  • After all, cities are hubs of innovation,

  • dynamism, prosperity, excitement, connectivity.

  • They're where the smart people gather.

  • And those young people I just mentioned,

  • they're more digitally savvy and tech-aware than ever before.

  • And this explosion, the Internet, and mobile technology,

  • means that the digital divide separating the North and the South

  • between countries and within them, is shrinking.

  • But as we've heard so many times,

  • these new technologies are dual-edged, right?

  • Take the case of law enforcement.

  • Police around the world are starting to use remote sensing and big data

  • to anticipate crime.

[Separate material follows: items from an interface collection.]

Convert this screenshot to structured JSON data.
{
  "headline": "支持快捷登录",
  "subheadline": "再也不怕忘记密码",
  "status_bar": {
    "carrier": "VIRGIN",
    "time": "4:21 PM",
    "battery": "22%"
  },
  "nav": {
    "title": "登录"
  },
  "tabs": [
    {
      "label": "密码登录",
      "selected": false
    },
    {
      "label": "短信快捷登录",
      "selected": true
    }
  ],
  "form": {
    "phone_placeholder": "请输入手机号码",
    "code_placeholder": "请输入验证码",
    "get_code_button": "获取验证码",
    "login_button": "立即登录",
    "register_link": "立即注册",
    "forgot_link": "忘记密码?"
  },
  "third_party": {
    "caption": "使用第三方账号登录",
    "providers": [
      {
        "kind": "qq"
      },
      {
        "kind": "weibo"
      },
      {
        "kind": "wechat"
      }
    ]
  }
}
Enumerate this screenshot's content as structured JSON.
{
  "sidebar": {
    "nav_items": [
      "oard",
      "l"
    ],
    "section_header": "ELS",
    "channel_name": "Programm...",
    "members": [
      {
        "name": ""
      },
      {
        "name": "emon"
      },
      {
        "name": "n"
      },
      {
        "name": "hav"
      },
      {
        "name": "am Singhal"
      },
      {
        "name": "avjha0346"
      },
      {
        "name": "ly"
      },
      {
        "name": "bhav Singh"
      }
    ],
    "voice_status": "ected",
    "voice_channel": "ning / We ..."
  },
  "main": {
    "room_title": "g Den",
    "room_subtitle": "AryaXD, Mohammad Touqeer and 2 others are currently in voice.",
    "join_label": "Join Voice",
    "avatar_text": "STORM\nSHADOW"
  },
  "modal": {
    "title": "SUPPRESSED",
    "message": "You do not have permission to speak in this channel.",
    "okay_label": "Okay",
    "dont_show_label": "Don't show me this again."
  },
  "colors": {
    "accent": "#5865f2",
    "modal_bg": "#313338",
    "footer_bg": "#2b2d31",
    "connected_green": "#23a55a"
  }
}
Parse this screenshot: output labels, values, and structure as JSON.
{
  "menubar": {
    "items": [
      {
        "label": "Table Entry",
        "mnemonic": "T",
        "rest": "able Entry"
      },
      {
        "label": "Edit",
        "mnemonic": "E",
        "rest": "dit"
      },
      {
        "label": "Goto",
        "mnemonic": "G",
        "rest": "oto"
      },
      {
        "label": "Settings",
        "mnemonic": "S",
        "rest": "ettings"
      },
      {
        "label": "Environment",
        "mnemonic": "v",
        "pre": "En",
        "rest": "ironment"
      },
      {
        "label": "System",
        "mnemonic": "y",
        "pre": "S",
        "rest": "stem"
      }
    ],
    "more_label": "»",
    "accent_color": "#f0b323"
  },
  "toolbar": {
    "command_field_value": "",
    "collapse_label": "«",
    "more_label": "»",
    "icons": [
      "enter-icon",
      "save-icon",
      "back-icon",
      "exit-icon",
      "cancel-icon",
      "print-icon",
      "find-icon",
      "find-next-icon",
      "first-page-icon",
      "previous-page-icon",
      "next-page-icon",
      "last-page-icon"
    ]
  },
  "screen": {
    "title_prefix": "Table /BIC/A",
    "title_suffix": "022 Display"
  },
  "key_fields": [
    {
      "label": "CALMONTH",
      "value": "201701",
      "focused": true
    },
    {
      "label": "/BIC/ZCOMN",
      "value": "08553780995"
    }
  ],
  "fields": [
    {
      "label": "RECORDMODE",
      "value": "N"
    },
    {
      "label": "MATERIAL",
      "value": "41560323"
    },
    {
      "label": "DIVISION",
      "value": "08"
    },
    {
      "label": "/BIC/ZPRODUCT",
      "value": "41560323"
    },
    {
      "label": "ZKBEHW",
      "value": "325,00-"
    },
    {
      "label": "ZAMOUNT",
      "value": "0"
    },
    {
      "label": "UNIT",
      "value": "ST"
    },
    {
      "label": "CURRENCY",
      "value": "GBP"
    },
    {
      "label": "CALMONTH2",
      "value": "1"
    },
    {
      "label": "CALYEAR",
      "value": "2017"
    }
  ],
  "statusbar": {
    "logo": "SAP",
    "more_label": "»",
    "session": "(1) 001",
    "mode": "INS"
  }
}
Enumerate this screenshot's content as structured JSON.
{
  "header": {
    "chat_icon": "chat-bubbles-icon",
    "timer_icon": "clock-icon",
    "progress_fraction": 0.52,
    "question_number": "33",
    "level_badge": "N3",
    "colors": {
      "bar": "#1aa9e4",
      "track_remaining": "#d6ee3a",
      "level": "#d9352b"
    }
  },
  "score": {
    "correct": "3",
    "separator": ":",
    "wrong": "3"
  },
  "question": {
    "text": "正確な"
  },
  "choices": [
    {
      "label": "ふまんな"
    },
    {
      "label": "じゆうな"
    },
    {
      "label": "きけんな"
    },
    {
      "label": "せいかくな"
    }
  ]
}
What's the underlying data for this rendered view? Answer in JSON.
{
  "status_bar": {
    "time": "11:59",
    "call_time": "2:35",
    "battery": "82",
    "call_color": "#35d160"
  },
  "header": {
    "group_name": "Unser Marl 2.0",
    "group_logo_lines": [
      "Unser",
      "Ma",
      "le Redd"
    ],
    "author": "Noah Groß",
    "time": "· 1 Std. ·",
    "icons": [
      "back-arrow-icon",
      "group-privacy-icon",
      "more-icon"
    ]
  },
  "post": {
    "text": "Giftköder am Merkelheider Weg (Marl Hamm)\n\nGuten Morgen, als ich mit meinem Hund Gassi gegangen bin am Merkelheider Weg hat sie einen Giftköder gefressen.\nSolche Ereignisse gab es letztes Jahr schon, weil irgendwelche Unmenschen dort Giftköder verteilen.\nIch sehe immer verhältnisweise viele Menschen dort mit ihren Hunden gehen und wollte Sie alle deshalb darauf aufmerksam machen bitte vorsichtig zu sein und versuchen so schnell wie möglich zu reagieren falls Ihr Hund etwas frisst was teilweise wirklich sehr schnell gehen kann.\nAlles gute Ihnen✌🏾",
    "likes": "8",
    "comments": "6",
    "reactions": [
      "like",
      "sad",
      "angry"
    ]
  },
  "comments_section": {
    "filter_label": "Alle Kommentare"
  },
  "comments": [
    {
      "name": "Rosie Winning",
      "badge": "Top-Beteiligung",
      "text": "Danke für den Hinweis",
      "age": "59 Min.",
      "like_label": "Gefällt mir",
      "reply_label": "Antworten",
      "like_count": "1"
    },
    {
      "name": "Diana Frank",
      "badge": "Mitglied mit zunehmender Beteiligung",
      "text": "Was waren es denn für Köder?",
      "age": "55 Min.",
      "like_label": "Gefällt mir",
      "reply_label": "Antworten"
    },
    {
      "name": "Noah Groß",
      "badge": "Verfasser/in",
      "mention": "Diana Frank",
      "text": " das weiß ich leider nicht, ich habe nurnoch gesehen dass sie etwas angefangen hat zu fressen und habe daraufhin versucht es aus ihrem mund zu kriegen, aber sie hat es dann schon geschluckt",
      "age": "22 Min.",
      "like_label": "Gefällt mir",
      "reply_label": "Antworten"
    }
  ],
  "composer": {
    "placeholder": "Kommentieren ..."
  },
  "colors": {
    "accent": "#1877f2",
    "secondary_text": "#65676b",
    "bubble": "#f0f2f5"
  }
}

  • Some cops are able to predict criminal violence before it even happens.

  • The future crime scenario, it's here today,

  • and we've got to be careful.

  • We have to manage the issues of the public safety

  • against rights to individual privacy.

  • But it's not just the cops who are innovating.

  • We've heard extraordinary activities of civil society groups

  • who are engaging in local and global collective action,

  • and this is leading to digital protest and real revolution.

  • But most worrying of all are criminal gangs

  • who are going online and starting to colonize cyberspace.

  • In Ciudad Juárez in Mexico, where I've been working,

  • groups like the Zetas and the Sinaloa cartel

  • are hijacking social media.

  • They're using it to recruit, to sell their products,

  • to coerce, to intimidate and to kill.

  • Violence is going virtual.

  • So this is just a partial sketch

  • of a fast-moving and dynamic and complex situation.

  • I mean, there are many other megarisks

  • that are going to define fragility in our time,

  • not least income inequality,

  • poverty, climate change, impunity.

  • But we're facing a stark dilemma

  • where some cities are going to thrive and drive global growth

  • and others are going to stumble and pull it backwards.

  • If we're going to change course, we need to start a conversation.

  • We can't only focus on those cities that work,

  • the Singapores, the Kuala Lumpurs,

  • the Dubais, the Shanghais.

  • We've got to bring those fragile cities into the conversation.

  • One way to do this might be to start twinning

  • our fragile cities with our healthier and wealthier ones,

  • kickstarting a process of learning and collaboration

  • and sharing of practices, of what works and what doesn't.

  • A wonderful example of this is coming from El Salvador and Los Angeles,

  • where the mayors in San Salvador and Los Angeles are collaborating

  • on getting ex-gang members to work with current gang members,

  • offering tutoring, education,

  • and in the process are helping incubate cease-fires and truces,

  • and we've seen homicide rates go down in San Salvador,

  • once the world's most violent city,

  • by 50 percent.

  • We can also focus on hot cities, but also hot spots.

  • Place and location matter fundamentally in shaping violence in our cities.

  • Did you know that between one and two percent

  • of street addresses in any fragile city

  • can predict up to 99 percent of violent crime?

  • Take the case of São Paulo, where I've been working.

  • It's gone from being Brazil's most dangerous city to one of its safest,

  • and it did this by doubling down

  • on information collection, hot spot mapping, and police reform,

  • and in the process, it dropped homicide by 70 percent in just over 10 years.

  • We also got to focus on those hot people.

  • It's tragic, but being young, unemployed, uneducated, male,

  • increases the risks of being killed and killing.

  • We have to break this cycle of violence

  • and get in there early with our children, our youngest children,

  • and valorize them, not stigmatize them.

  • There's wonderful work that's happening that I've been involved with

  • in Kingston, Jamaica and right here in Rio,